Poor cognitive inhibition predicts poor medication adherence in bipolar elderly
Poorer cognitive inhibition performance is a significant predictor of low medication adherence in elderly patients of bipolar disorder, according to a recent cross-sectional study from France.
The investigators divided 353 patients (mean age 40.67±12.66 years; 61.8 percent female) with bipolar disorder into two according to age: those between 16 and 46 years (young; n=241), and between 47 and 71 years (old; n=112). Patients who were not on current pharmacological treatment and those with histories of neurological diseases were excluded.
While both groups were statistically similar in most characteristics, the young patients had significantly better performances in the California Verbal Learning Test, trail making test and various subtests of the Wechsler Adult Intelligence Scale.
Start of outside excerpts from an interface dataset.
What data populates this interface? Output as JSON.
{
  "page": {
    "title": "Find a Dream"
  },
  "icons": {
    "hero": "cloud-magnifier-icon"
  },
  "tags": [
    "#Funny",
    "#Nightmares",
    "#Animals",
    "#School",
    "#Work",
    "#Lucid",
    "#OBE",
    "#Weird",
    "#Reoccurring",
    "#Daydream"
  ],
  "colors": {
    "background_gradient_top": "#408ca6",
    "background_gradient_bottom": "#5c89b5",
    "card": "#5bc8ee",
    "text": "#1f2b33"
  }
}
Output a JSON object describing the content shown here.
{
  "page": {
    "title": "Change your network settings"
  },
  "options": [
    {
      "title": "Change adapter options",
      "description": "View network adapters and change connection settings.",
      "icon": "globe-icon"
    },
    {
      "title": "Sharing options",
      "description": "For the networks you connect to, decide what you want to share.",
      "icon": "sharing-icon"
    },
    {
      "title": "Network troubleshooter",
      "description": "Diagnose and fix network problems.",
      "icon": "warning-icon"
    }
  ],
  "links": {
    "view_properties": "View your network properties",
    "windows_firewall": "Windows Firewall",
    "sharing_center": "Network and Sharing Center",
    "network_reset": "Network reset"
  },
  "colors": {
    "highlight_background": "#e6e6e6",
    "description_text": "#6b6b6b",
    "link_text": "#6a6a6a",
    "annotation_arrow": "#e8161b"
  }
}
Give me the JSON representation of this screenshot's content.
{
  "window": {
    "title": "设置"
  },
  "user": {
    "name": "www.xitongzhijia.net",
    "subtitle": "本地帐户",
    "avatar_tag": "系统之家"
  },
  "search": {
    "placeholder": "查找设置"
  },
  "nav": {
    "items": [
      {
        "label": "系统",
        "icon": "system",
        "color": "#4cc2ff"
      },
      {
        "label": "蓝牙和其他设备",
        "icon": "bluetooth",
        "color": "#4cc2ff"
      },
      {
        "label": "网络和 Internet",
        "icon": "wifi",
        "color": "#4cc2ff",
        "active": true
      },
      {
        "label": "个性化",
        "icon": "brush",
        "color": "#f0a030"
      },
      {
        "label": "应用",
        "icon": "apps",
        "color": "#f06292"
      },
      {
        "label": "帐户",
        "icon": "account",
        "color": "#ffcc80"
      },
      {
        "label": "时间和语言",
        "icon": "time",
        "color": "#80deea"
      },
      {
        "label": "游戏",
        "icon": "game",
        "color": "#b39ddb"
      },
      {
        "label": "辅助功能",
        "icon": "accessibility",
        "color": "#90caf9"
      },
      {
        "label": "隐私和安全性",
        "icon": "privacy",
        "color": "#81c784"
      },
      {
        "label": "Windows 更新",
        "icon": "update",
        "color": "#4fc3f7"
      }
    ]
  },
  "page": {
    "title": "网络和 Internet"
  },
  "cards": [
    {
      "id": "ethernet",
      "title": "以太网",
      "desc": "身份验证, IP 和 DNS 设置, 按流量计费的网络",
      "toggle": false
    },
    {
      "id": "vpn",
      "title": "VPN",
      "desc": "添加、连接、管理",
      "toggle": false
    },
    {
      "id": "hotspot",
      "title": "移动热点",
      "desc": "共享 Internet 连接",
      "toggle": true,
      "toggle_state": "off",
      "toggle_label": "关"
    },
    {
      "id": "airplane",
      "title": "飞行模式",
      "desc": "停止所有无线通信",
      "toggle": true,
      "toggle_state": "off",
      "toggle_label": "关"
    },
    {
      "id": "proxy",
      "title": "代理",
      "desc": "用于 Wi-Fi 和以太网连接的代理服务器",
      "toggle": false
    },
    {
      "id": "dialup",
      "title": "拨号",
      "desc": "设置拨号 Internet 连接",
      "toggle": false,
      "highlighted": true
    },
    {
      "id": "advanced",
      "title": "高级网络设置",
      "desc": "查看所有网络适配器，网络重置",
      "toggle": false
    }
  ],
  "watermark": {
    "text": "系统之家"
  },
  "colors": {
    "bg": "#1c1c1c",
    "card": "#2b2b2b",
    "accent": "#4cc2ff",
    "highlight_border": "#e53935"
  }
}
Multiple stepwise logistic regression analyses showed that the number of hospitalizations (adjusted odds ratio [OR], 0.846; 95 percent CI, 0.742 to 0.964; p=0.012), duration of illness (adjusted OR, 0.937; 0.899 to 0.979; p=0.003) and scores in the Patient Rated Inventory of Side Effects scale (PRISE-M; adjusted OR, 1.082; 1.035 to 1.131; p<0.001) were the independent predictors of poor medication adherence in the young group.
In contrast, the number of hospitalizations (adjusted OR, 0.727; 0.574 to 0.921; p=0.006), PRISE-M scores (adjusted OR, 1.124; 1.035 to 1.220; p=0.005), and Stoop Color and Word Test Interference scores (SCWT; adjusted OR, 0.924; 0.861 to 0.992; p=0.03) were the significant predictors of poor adherence in the old group.
The SCWT measures the cognitive inhibition ability of the participants, or their ability to inhibit a dominant response in favour of a more unusual one, according to researchers.